What you will do: Set down the material in full. Keep every line exactly as it is.

Exercise input:
[Start of section]
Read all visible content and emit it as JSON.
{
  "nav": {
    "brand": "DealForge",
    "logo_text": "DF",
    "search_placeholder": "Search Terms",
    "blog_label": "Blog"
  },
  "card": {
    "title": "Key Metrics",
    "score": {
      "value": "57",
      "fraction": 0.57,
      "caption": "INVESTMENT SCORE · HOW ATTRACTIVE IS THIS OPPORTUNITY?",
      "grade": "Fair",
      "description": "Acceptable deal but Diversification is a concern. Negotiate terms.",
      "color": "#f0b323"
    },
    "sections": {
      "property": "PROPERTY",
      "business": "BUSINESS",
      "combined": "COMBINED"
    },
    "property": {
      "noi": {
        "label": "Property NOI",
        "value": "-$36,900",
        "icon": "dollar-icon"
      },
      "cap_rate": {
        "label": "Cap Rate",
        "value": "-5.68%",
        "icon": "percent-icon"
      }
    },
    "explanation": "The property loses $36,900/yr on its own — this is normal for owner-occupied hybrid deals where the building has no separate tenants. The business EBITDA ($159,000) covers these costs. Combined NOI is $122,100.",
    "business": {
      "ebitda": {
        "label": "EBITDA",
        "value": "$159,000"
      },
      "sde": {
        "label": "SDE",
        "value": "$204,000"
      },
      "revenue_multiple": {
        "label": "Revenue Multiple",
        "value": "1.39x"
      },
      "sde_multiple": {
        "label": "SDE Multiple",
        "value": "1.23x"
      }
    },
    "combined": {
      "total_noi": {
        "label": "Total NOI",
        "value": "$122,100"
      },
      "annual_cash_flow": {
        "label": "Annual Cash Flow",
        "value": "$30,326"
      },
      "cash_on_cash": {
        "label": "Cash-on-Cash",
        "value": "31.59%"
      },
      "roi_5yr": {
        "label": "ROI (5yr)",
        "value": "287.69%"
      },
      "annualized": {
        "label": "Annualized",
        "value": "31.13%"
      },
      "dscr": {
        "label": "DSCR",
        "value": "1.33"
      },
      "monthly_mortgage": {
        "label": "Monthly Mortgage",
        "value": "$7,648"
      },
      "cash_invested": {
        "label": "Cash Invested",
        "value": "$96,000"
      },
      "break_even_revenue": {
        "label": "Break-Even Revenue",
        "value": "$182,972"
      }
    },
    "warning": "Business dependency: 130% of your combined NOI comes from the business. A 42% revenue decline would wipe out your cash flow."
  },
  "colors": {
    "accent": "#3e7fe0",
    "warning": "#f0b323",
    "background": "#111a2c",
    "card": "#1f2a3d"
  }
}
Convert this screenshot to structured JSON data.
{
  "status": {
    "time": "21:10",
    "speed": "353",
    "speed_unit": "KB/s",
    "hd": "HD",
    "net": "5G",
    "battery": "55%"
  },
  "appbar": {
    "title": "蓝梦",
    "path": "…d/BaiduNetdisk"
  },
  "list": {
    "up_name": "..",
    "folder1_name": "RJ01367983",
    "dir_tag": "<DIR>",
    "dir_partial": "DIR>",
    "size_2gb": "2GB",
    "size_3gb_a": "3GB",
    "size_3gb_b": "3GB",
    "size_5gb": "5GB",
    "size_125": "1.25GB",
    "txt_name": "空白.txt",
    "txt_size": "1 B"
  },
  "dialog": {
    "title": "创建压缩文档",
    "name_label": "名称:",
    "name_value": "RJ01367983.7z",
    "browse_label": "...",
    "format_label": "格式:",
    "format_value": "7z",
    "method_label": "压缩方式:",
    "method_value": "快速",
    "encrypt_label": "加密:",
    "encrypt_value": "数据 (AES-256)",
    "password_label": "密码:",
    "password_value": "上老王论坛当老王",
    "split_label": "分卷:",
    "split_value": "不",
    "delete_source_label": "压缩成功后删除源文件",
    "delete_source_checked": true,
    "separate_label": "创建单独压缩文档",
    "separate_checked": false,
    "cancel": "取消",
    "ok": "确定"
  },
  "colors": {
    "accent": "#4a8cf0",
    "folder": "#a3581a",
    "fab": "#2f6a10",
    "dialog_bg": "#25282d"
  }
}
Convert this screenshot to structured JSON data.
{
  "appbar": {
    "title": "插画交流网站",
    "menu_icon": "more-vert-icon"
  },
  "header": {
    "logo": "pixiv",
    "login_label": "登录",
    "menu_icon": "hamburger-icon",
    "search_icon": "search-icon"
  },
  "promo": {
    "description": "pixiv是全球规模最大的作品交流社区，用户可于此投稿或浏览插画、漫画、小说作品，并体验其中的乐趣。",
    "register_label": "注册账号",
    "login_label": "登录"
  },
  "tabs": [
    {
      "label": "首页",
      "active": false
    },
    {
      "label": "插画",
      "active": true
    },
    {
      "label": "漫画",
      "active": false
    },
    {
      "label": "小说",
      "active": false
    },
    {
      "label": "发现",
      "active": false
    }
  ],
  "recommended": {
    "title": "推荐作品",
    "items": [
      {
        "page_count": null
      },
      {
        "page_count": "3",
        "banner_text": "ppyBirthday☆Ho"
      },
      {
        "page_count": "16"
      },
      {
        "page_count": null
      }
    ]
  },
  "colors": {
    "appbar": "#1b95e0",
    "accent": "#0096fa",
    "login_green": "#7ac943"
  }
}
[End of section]
Exercise answer:
Read all visible content and emit it as JSON.
{
  "nav": {
    "brand": "DealForge",
    "logo_text": "DF",
    "search_placeholder": "Search Terms",
    "blog_label": "Blog"
  },
  "card": {
    "title": "Key Metrics",
    "score": {
      "value": "57",
      "fraction": 0.57,
      "caption": "INVESTMENT SCORE · HOW ATTRACTIVE IS THIS OPPORTUNITY?",
      "grade": "Fair",
      "description": "Acceptable deal but Diversification is a concern. Negotiate terms.",
      "color": "#f0b323"
    },
    "sections": {
      "property": "PROPERTY",
      "business": "BUSINESS",
      "combined": "COMBINED"
    },
    "property": {
      "noi": {
        "label": "Property NOI",
        "value": "-$36,900",
        "icon": "dollar-icon"
      },
      "cap_rate": {
        "label": "Cap Rate",
        "value": "-5.68%",
        "icon": "percent-icon"
      }
    },
    "explanation": "The property loses $36,900/yr on its own — this is normal for owner-occupied hybrid deals where the building has no separate tenants. The business EBITDA ($159,000) covers these costs. Combined NOI is $122,100.",
    "business": {
      "ebitda": {
        "label": "EBITDA",
        "value": "$159,000"
      },
      "sde": {
        "label": "SDE",
        "value": "$204,000"
      },
      "revenue_multiple": {
        "label": "Revenue Multiple",
        "value": "1.39x"
      },
      "sde_multiple": {
        "label": "SDE Multiple",
        "value": "1.23x"
      }
    },
    "combined": {
      "total_noi": {
        "label": "Total NOI",
        "value": "$122,100"
      },
      "annual_cash_flow": {
        "label": "Annual Cash Flow",
        "value": "$30,326"
      },
      "cash_on_cash": {
        "label": "Cash-on-Cash",
        "value": "31.59%"
      },
      "roi_5yr": {
        "label": "ROI (5yr)",
        "value": "287.69%"
      },
      "annualized": {
        "label": "Annualized",
        "value": "31.13%"
      },
      "dscr": {
        "label": "DSCR",
        "value": "1.33"
      },
      "monthly_mortgage": {
        "label": "Monthly Mortgage",
        "value": "$7,648"
      },
      "cash_invested": {
        "label": "Cash Invested",
        "value": "$96,000"
      },
      "break_even_revenue": {
        "label": "Break-Even Revenue",
        "value": "$182,972"
      }
    },
    "warning": "Business dependency: 130% of your combined NOI comes from the business. A 42% revenue decline would wipe out your cash flow."
  },
  "colors": {
    "accent": "#3e7fe0",
    "warning": "#f0b323",
    "background": "#111a2c",
    "card": "#1f2a3d"
  }
}
Convert this screenshot to structured JSON data.
{
  "status": {
    "time": "21:10",
    "speed": "353",
    "speed_unit": "KB/s",
    "hd": "HD",
    "net": "5G",
    "battery": "55%"
  },
  "appbar": {
    "title": "蓝梦",
    "path": "…d/BaiduNetdisk"
  },
  "list": {
    "up_name": "..",
    "folder1_name": "RJ01367983",
    "dir_tag": "<DIR>",
    "dir_partial": "DIR>",
    "size_2gb": "2GB",
    "size_3gb_a": "3GB",
    "size_3gb_b": "3GB",
    "size_5gb": "5GB",
    "size_125": "1.25GB",
    "txt_name": "空白.txt",
    "txt_size": "1 B"
  },
  "dialog": {
    "title": "创建压缩文档",
    "name_label": "名称:",
    "name_value": "RJ01367983.7z",
    "browse_label": "...",
    "format_label": "格式:",
    "format_value": "7z",
    "method_label": "压缩方式:",
    "method_value": "快速",
    "encrypt_label": "加密:",
    "encrypt_value": "数据 (AES-256)",
    "password_label": "密码:",
    "password_value": "上老王论坛当老王",
    "split_label": "分卷:",
    "split_value": "不",
    "delete_source_label": "压缩成功后删除源文件",
    "delete_source_checked": true,
    "separate_label": "创建单独压缩文档",
    "separate_checked": false,
    "cancel": "取消",
    "ok": "确定"
  },
  "colors": {
    "accent": "#4a8cf0",
    "folder": "#a3581a",
    "fab": "#2f6a10",
    "dialog_bg": "#25282d"
  }
}
Convert this screenshot to structured JSON data.
{
  "appbar": {
    "title": "插画交流网站",
    "menu_icon": "more-vert-icon"
  },
  "header": {
    "logo": "pixiv",
    "login_label": "登录",
    "menu_icon": "hamburger-icon",
    "search_icon": "search-icon"
  },
  "promo": {
    "description": "pixiv是全球规模最大的作品交流社区，用户可于此投稿或浏览插画、漫画、小说作品，并体验其中的乐趣。",
    "register_label": "注册账号",
    "login_label": "登录"
  },
  "tabs": [
    {
      "label": "首页",
      "active": false
    },
    {
      "label": "插画",
      "active": true
    },
    {
      "label": "漫画",
      "active": false
    },
    {
      "label": "小说",
      "active": false
    },
    {
      "label": "发现",
      "active": false
    }
  ],
  "recommended": {
    "title": "推荐作品",
    "items": [
      {
        "page_count": null
      },
      {
        "page_count": "3",
        "banner_text": "ppyBirthday☆Ho"
      },
      {
        "page_count": "16"
      },
      {
        "page_count": null
      }
    ]
  },
  "colors": {
    "appbar": "#1b95e0",
    "accent": "#0096fa",
    "login_green": "#7ac943"
  }
}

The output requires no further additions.